Instant Pot Plain Grits

Updated March 23, 2019 with additional notes in the asterisked (*) sections at the bottom of this article, the addition of optional butter in the ingredient list, and some clarifications to the instructions. 

One of the things I wanted to try making in my new Instant Pot was traditional southern grits for breakfast. Making grits is not difficult under any circumstances, but there are challenges:

  1. It takes an inordinate amount of time (and patience) to cook them well;
  2. That’s made worse when you use traditional, “old fashioned” slow-cook grits (and any other type, namely quick or instant, is sacrilegious); and,
  3. Making them makes a mess and requires constant attention and/or perfect regulation of heat to avoid that.
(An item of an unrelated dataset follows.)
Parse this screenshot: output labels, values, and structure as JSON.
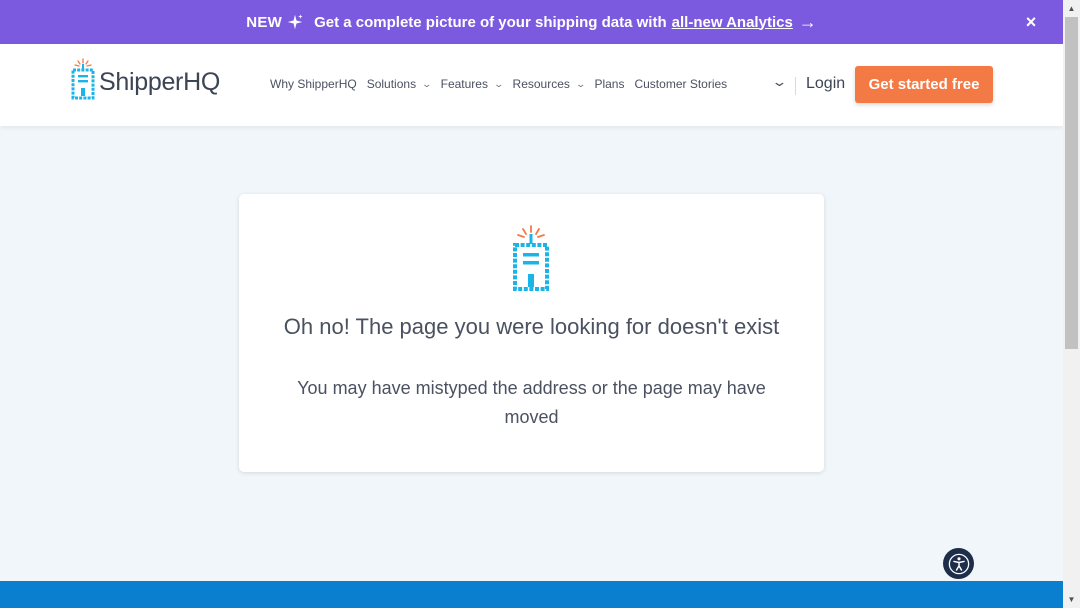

I’ve had a small, early-generation electronic pressure cooker for years, and making grits in it was a nightmare. They’d bubble-up, much as they do with conventional cooking, and the process spattered starchy “grit juice” everywhere. Not to mention a layer of grits stuck like glue to the bottom of the unit. But in the Instant Pot, things are much easier — and far, far less messy. (In fact, not messy at all!)

What I was fully unprepared to understand is that with the Instant Pot, the unit is large enough to be able to insert a vessel within the vessel — and that that is, in fact, a common way to prepare a number of things. I found a number of recipes for grits in the Instant Pot, and every single one of them was for cheese grits and generally with enormous serving sizes. Well, cheese grits are nice, but they’re not the only way to eat them, and I don’t have a family of 12 to feed either.

This technique is not any different substantively than those, but I still wanted to determine the optimal time and proportions for my own use, and what follows is exactly that.

This makes two full-sized servings (or perhaps three or four very small ones, as a side dish for instance). But I’m quite certain you could double this (or more). The proportions are actually what’s on the grits container, and it doesn’t scale linearly, so use that as your guide.

Instant Pot Plain Grits Recipe

1 cup water
1 cup milk (ideally whole)**
1/2 cup old fashioned (slow-cook) grits*
1 Tbl butter (optional)

1 cup water (for the Instant Pot)

Select an appropriate container for cooking that fits inside your Instant Pot; I use a classic, French White, medium-sized (1.6 liter), round CorningWare casserole dish — still readily available after decades on the market. Insert your stainless steel inner pot into the unit as usual. Pour the 1 cup of water into the bottom of the Instant Pot. Place your included Instant Pot trivet / rack in the bottom of the unit. Place the dish on top. Pour the other water and milk into the dish, add the grits, and stir. Secure the lid on your Instant Pot, make sure you move the vent to the sealed position, then pressure cook (manual) on high pressure for 15 minutes. Allow the pressure to release naturally when completed. Remove the lid, stir the grits, and serve immediately in your preferred style.

In my house, we like breakfast grits savory, “southern style,” with a pat of butter, freshly-ground black pepper, and a fried egg (with a runny yolk) on top, which you then mash-up and mix-in with a spoon. (No, that’s not what’s pictured in the featured image, but it’s more often than not how we have them here.) Sweet grits aren’t my thing, but enjoy them however you wish.

* This recipe is calibrated for Quaker brand old fashioned grits — not “quick” grits, and certainly not “instant” grits. They are not always particularly easy to find, especially outside of the southern United States. Here in Colorado, Walmart Supercenters happen to stock them in the grocery department alongside quick and instant. Regardless, don’t bother making quick or instant in your IP; there’s no point. And, if you are using coarse and/or stone-ground grits, like those available nationally from Trader Joe’s, you’d best have some serious patience… You can use this recipe as-is, but you’ll need to pressure cook, on high, for a minimum of 45 minutes, and I would strongly suggest one full hour followed by a natural release. I’m not a massive fan of the texture of coarse grits, but if you cook the hell out of them in your IP, they can be amazingly creamy, absolutely over-the-top full of corn flavor, and have a texture that many people will probably enjoy.

** You can make grits with water only, and of course, you can use skim or whatever. But in my view, the best flavor comes from half water, half milk.